The hellish journey started last Monday and ended late Friday night without the ending that people had hoped for all week.
For the families of the miners lost in last week's explosion, Gov. Manchin's news late Friday night ended their hope of ever seeing their loved one alive. Manchin spoke to the media after he delivered the news to the families.
“They’re pulling on all the strength they have right now. The pulling as deep as they have but they’re coming together,” Manchin said. “The healing will start now as we’ve said before the journey has ended.”
But the waiting continues. Rescue teams are still working to retrieve bodies that remain in the mine, and families wait to complete funeral arrangements for their loved ones.

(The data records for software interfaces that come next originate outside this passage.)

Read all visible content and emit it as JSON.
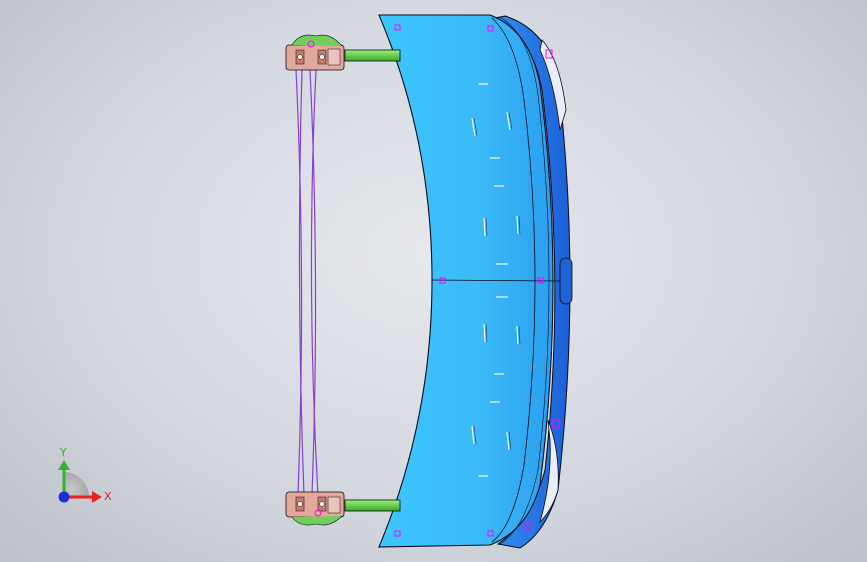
{
  "viewport": {
    "background_top": "#e6e8ed",
    "background_bottom": "#bcc1ca"
  },
  "model": {
    "panel_color": "#35b8f5",
    "panel_light": "#5fd3ff",
    "panel_dark": "#1f7fe0",
    "edge_color": "#0a0a1a",
    "sketch_color": "#ff00ff",
    "strut_color": "#55dd33",
    "cable_color": "#8a3fd0",
    "bracket_color": "#e2a899"
  },
  "triad": {
    "x_label": "X",
    "y_label": "Y",
    "x_color": "#e8221f",
    "y_color": "#2fb52f",
    "z_color": "#1a2fd6"
  }
}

The bodies are located in an area of the mine with high levels of carbon monoxide. Mine safety officials are working to ventilate the region with fresh air so teams can pull the bodies out.
“The teams are working and committed and working around the clock to make sure that the miners are treated and their families know that they’ll be treated with respect and dignity,” Manchin said.

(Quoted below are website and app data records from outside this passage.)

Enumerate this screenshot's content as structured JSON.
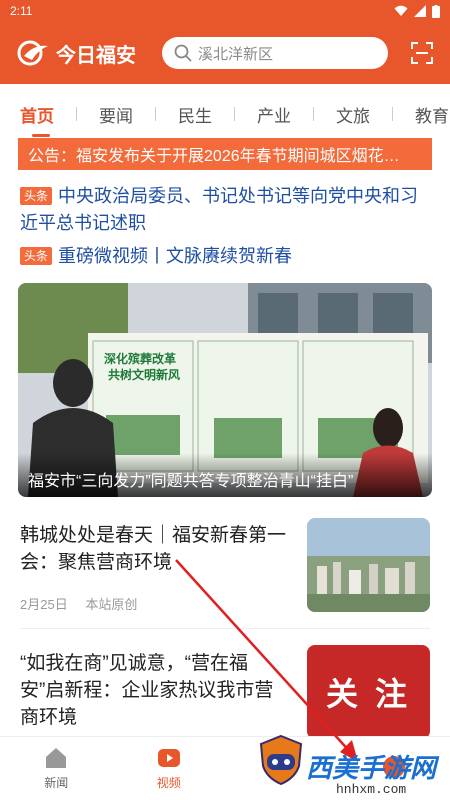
{
  "status_bar": {
    "time": "2:11"
  },
  "header": {
    "logo_text": "今日福安",
    "search_placeholder": "溪北洋新区",
    "brand_color": "#e8572b"
  },
  "tabs": [
    {
      "label": "首页",
      "active": true
    },
    {
      "label": "要闻"
    },
    {
      "label": "民生"
    },
    {
      "label": "产业"
    },
    {
      "label": "文旅"
    },
    {
      "label": "教育"
    }
  ],
  "notice": {
    "prefix": "公告：",
    "text": "福安发布关于开展2026年春节期间城区烟花…"
  },
  "headlines": [
    {
      "badge": "头条",
      "text": "中央政治局委员、书记处书记等向党中央和习近平总书记述职"
    },
    {
      "badge": "头条",
      "text": "重磅微视频丨文脉赓续贺新春"
    }
  ],
  "hero": {
    "caption": "福安市“三向发力”同题共答专项整治青山“挂白”",
    "board_text": [
      "深化殡葬改革",
      "共树文明新风"
    ]
  },
  "articles": [
    {
      "title": "韩城处处是春天｜福安新春第一会：聚焦营商环境",
      "date": "2月25日",
      "source": "本站原创"
    },
    {
      "title": "“如我在商”见诚意，“营在福安”启新程：企业家热议我市营商环境",
      "thumb_text": "关 注"
    }
  ],
  "bottom_nav": [
    {
      "label": "新闻",
      "icon": "home-icon"
    },
    {
      "label": "视频",
      "icon": "play-icon",
      "active": true
    },
    {
      "label": "",
      "icon": "gamepad-icon"
    },
    {
      "label": "",
      "icon": "mine-icon"
    }
  ],
  "watermark": {
    "text": "西美手游网",
    "url": "hnhxm.com"
  }
}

“They’ll be brought and taken to Charleston for the examiners and then returned to their loved ones.”
Rescue teams ventured into the mines three times and emerged the first time with a count of 25 miners dead. They were prevented from going back into the mine because of high levels of methane and carbon monoxide.
Hope remained alive for the four men still not found, but rescuers discovered their bodies Friday, alongside their fellow miners.

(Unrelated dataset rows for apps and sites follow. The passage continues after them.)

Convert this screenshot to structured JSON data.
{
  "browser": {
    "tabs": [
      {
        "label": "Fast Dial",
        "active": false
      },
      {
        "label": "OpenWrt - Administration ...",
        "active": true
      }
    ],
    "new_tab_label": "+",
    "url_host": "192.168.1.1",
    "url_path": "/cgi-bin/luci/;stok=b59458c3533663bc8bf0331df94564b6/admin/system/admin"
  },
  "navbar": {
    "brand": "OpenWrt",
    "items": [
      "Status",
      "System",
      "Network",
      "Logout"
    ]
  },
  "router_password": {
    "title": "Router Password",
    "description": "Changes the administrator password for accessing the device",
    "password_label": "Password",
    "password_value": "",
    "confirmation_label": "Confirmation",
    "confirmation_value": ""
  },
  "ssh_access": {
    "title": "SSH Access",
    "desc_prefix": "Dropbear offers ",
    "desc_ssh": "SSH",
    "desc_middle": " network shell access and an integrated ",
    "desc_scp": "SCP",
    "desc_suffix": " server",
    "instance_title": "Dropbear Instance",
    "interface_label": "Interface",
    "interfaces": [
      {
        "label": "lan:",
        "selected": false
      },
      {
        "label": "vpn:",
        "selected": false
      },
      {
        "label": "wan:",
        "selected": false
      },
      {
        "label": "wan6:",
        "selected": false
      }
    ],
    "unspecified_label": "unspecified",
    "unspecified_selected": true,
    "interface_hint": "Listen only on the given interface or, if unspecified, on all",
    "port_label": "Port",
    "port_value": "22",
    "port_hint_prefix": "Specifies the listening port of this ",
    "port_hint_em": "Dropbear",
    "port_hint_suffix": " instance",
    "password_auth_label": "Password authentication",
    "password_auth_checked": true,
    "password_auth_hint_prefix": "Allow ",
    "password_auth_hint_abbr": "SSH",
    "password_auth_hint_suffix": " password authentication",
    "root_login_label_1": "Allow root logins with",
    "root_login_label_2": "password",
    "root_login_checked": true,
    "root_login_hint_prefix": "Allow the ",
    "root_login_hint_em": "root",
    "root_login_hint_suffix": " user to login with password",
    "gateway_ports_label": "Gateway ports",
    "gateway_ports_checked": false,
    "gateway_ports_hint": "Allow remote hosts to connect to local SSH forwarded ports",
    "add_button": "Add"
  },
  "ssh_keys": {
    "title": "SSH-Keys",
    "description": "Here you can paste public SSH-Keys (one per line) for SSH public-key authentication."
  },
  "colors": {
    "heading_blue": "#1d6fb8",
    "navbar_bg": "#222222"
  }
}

Mine Safety and Health Administrator Kevin Stricklin explained why rescuers initially did not see the four miners.
“There was so much smoke and the conditions were so dire that they apparently bypassed the three bodies on the ground prier to getting to the mantrip,” Stricklin said.
They also bypassed the fourth miner next to the long wall.
The miner’s only hope for survival would have been a refuge chamber. The shelters had enough food, water and air for 15 miners up to 96 hours.
But Stricklin announced at the last news conference that none of the miners even had a chance to use their self contained self rescuers.
Mine officials say they died instantly.
Stricklin delivered the news to families with an apology.
“I’m sorry that we didn’t have a chance to help rescue the miners,” he said.
Despite the terrible news, Sunday morning worship services in West Virginia rang out with praise.
It will go down in history as the Upper Big Branch mine disaster Monday, April fifth, an explosion in an underground coal mine killed 29 West Virginia men.